President Joe Biden directed his administration Thursday to take steps to combat Texas’ law banning abortions after a fetal heartbeat is detected—the most extreme abortion restrictions imposed in the U.S. since Roe v. Wade—after the conservative-leaning U.S. Supreme Court let the law stand late Wednesday night in a 5-4 ruling.
Biden slammed the Supreme Court’s ruling as an “unprecedented assault on a woman’s constitutional rights under Roe v. Wade,” the landmark 1973 ruling that enshrined the right to an abortion, and said in a statement the decision “unleashes unconstitutional chaos.”
The president called for an “immediate response” to the law and directed his administration’s Gender Policy Council and the Office of the White House Counsel to “launch a whole-of-government effort” to take action to counteract the Texas law.
The effort will specifically look at what steps the Department of Health and Human Services and the Department of Justice can take to provide abortion access to Texans and what “legal tools” can be used to fight against the law.
The Supreme Court declining to strike down the law “without a hearing, without the benefit of an opinion from a court below, and without due consideration of the issues, insults the rule of law and the rights of all Americans to seek redress from our courts,” Biden said. “Rather than use its supreme authority to ensure justice could be fairly sought, the highest Court of our land will allow millions of women in Texas in need of critical reproductive care to suffer while courts sift through procedural complexities.”
Texas’ abortion law, known as Senate Bill 8 (SB 8), prohibits all abortions after a fetal heartbeat is detected—typically around six weeks into a pregnancy—except in cases of medical emergencies. Unlike other states’ abortion bans that have been struck down by the courts, SB 8 attempts to avoid legal scrutiny by putting the onus on private citizens to enforce the law rather than government officials. The law stipulates citizens can bring lawsuits against anyone that “aids and abets” an abortion and recover at least $10,000 in damages if they’re successful. After abortion advocacy groups asked the Supreme Court to strike down the law while litigation against it played out, the court ruled it was too soon to do so, but did not rule on the actual constitutionality of the law itself and said legal challenges against the law can still be brought in the future. In a dissent joined by Justices Elena Kagan and Stephen Breyer, Justice Sonia Sotomayor said the justices in the majority had “opted to bury their heads in the sand” by upholding the “flagrantly unconstitutional law.”

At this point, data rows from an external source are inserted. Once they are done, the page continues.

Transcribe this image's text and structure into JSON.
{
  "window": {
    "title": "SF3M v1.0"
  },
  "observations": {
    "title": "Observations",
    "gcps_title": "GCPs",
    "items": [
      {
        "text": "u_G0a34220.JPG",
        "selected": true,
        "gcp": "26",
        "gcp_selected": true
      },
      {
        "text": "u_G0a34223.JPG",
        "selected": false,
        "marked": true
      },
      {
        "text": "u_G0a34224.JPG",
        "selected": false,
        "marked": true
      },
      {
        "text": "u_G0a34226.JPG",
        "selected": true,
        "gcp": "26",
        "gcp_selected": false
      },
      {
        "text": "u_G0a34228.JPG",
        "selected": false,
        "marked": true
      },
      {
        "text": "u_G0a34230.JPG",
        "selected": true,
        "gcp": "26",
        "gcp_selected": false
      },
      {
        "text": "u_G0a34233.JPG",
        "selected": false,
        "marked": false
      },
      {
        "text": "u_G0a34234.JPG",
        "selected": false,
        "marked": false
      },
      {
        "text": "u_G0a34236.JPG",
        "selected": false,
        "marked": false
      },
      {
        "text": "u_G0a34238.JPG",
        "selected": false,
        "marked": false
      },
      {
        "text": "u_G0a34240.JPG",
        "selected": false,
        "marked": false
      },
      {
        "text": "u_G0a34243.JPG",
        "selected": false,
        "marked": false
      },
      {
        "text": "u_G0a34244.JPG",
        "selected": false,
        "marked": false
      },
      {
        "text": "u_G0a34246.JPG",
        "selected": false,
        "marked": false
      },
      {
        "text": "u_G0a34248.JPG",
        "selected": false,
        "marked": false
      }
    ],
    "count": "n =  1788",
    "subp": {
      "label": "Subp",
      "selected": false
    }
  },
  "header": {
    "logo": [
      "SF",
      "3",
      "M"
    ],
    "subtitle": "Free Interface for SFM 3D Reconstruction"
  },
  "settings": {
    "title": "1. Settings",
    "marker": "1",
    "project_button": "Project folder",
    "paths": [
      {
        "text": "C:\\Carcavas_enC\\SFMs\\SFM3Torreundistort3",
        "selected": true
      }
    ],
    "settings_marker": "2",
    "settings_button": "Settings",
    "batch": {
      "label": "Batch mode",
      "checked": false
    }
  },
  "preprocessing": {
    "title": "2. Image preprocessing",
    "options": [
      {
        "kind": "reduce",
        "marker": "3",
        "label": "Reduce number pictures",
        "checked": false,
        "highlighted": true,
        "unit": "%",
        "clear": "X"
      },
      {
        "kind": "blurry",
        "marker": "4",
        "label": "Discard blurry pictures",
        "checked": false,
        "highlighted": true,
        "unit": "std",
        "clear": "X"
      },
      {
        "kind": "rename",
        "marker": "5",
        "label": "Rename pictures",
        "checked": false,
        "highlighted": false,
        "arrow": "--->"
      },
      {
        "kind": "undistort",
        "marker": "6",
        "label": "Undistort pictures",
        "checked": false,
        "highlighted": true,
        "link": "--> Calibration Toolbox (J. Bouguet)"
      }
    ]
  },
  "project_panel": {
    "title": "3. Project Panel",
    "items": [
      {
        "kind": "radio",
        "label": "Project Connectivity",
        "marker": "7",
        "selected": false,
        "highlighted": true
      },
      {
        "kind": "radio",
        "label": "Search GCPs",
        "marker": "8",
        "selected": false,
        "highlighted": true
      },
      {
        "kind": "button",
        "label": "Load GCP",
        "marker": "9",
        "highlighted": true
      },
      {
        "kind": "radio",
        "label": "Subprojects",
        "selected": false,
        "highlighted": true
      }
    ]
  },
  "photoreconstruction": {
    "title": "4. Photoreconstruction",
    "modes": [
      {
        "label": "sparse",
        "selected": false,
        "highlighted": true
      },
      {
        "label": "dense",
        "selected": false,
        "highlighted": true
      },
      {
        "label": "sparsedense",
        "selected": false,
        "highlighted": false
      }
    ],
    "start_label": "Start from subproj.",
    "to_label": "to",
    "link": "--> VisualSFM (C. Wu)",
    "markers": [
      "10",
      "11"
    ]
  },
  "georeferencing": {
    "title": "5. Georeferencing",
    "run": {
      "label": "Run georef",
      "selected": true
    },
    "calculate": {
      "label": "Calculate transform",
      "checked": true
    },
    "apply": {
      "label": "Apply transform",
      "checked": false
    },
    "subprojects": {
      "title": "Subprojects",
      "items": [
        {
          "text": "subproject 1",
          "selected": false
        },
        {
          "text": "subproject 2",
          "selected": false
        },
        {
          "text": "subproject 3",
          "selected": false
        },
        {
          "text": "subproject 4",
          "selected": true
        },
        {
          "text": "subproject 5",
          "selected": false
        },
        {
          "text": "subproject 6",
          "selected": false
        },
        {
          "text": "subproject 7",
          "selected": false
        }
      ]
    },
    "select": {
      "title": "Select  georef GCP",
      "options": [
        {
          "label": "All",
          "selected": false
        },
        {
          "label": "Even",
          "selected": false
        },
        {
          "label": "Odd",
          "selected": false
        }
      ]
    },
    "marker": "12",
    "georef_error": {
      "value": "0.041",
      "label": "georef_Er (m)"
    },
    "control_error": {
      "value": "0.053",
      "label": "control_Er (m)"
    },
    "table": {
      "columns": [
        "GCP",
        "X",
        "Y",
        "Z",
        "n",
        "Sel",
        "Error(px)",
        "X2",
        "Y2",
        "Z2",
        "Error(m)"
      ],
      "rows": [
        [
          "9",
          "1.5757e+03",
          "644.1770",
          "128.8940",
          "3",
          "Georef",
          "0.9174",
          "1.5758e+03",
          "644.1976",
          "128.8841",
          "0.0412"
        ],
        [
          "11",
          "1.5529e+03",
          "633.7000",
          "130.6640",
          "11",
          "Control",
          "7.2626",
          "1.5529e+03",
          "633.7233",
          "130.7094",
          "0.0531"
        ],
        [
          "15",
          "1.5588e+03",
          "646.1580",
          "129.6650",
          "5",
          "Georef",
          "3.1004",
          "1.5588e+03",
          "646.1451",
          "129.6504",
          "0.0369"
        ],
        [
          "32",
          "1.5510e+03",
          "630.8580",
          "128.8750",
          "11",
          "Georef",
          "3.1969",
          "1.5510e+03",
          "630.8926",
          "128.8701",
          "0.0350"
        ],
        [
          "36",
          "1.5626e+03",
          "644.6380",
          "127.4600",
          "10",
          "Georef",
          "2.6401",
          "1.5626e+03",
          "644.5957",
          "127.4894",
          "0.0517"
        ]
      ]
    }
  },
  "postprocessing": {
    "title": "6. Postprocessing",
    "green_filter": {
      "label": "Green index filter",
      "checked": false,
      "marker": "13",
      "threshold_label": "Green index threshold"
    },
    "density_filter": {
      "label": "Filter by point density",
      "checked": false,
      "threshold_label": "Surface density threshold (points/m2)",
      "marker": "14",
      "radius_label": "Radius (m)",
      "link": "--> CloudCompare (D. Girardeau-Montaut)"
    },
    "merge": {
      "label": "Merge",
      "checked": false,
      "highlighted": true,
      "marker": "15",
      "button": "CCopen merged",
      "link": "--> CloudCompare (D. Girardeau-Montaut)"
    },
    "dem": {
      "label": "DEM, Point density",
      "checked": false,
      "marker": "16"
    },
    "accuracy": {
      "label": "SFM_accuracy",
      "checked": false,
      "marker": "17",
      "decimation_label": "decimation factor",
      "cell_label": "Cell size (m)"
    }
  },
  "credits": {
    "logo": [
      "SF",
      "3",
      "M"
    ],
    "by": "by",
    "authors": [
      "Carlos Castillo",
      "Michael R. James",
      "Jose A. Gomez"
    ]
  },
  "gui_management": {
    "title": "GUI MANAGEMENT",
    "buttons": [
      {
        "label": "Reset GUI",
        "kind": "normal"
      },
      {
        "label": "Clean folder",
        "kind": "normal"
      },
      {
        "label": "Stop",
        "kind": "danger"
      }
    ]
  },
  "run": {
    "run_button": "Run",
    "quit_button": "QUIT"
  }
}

85%. That’s the percentage of abortions in Texas that are expected to now be banned under SB 8, the abortion advocacy groups said in their petition to the U.S. Supreme Court. Abortion providers in Texas told reporters Wednesday they are remaining open for abortions before a fetal heartbeat is detected that comply with the law, but there are concerns the law could put a severe strain on them or force some to close due to the expected flood of costly litigation from private citizens. The law is also expected to severely restrict abortion access for Texans, with the pro-abortion rights Guttmacher Institute finding Texans seeking abortions will now have to travel approximately 20 times as far to obtain one as they did before SB 8 took effect, with an average distance of 248 miles one way.
In addition to the White House, Congress has also vowed to take steps to combat Texas’ abortion ban. House Speaker Nancy Pelosi (D-Calif.) said in a statement the chamber would take up the Women’s Health Protection Act when it returns from its August recess, which would enshrine the right to an abortion into federal law. Senate Majority Leader Chuck Schumer (D-N.Y.) said before the Supreme Court’s ruling Democrats would “fight against SB 8 and for Roe v. Wade,” but has not promised any specific actions yet.